But people were trying to live their lives as they saw fit. Women wanted to live their lives. A young woman named Andra-Angela refuses to obey. She is executed for witchcraft and leaves a newborn baby behind. Another young woman named Katarina is traded to a rich patrician in order to pay her fiancé’s debts. Katarina is forced to relocate to the patrician’s country manor. There she meets the newborn baby’s father, a crazed archer who forces the care of the child on her at sword point.

Protecting the child puts Katarina at risk. She could fall into disfavor with her master. She could be hunted by the zealots who killed the archer’s beloved. She could be executed herself. Can Katarina’s love for the baby and Sebald Tucher’s desire for her keep the wrath of the zealots at bay?

 The Master and the Maid is the first book in the Heaven’s Pond Trilogy. So begins the saga of Isabeau, how she came to be and the events that formed the beginning of her life.

#booktrailer The Soldier’s Return #RRBC

Watch the trailer for historical fiction novel The Soldier’s Return:

 

A senseless war rips through parts of Germany. Ongoing animosity between the Catholics and the Protestants has turned into an excuse to destroy much of the landscape in the territories situated between France, Italy and Denmark. But reliSoldiersReturn 700kgion only plays a minor role in this very lucrative business of war. What better way to wage war than with underpaid, starving, sick, desperate mercenary soldiers?

Direct in the path of these marauding mercenaries lies the once-idyllic farm called Sichardtshof. The master and the maid have lived here the last ten years in a semblance of peace but teetering on the edge of destruction. The attacks are more frequent and the soldiers are more brutal than before. With the soldiers come disease, the plague. And Franconia has found scapegoats to blame for all this misfortune. Witch hunts and executions are more prevalent than ever.

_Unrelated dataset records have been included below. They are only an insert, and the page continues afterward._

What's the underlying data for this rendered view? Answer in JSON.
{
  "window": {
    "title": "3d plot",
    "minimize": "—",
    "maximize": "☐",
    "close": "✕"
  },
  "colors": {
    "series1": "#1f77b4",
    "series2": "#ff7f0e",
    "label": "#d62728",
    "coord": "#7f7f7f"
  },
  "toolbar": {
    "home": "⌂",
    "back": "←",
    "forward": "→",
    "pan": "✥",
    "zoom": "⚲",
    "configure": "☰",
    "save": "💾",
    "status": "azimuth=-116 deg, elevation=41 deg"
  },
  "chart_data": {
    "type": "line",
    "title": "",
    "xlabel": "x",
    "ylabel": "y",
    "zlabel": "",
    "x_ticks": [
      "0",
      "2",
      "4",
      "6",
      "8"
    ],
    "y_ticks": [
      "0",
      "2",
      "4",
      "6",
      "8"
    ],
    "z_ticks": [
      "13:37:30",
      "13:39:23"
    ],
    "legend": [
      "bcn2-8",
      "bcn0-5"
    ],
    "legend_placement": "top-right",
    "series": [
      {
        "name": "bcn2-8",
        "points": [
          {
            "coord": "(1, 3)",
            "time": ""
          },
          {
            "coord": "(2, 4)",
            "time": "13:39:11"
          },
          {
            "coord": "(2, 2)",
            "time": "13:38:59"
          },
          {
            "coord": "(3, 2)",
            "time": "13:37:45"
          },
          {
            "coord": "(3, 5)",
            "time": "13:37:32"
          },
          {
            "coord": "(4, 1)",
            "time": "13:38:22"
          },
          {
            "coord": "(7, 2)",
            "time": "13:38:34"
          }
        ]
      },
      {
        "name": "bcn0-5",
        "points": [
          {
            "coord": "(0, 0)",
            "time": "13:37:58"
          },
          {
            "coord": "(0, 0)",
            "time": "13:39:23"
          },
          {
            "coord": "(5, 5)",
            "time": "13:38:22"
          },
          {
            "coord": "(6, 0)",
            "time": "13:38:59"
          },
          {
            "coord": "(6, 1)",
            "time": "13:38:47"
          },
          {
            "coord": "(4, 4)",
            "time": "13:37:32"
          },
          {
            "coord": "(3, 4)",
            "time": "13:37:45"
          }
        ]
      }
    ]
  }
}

The Soldier’s Return, Book 2 in the Heaven’s Pond trilogy, revisits Katarina and Isabeau and their journey of survival in the lawless German countryside of the early 17th century.

To be released in September 2017

The Early Modern #Witch Burning Stronghold #MondayBlogs

A look into the city of Bamberg, Germany: The Early Modern Witch Burning Stronghold

History... the interesting bits!

Today I would like to extend a warm and hearty welcome to Laura Libricz, with my first ever guest blog post. Thank you to Laura for taking the time to write this wonderful article on witchcraft in Germany. Over to Laura:

Bamberg, Germany: The Early Modern Witch Burning Stronghold

Kirche-und-Teufel Kirche und Teufel

Throughout the dark ages, Christianity had difficulties setting down roots among the Germanic tribes. Stories are told of saints who came to the German people and destroyed sacred trees and mystical places in order to show the people that their gods had no power. Even after Christianity took hold and the Catholic Church was established in the Germanic territories of the Holy Roman Empire, evidence shows that the Germanic people held onto their beliefs in goddesses, magic, herbal remedies, and pagan practices.

Persecution of heathens and witches was regular but not widespread in Germany in the medieval period…

View original post 1,161 more words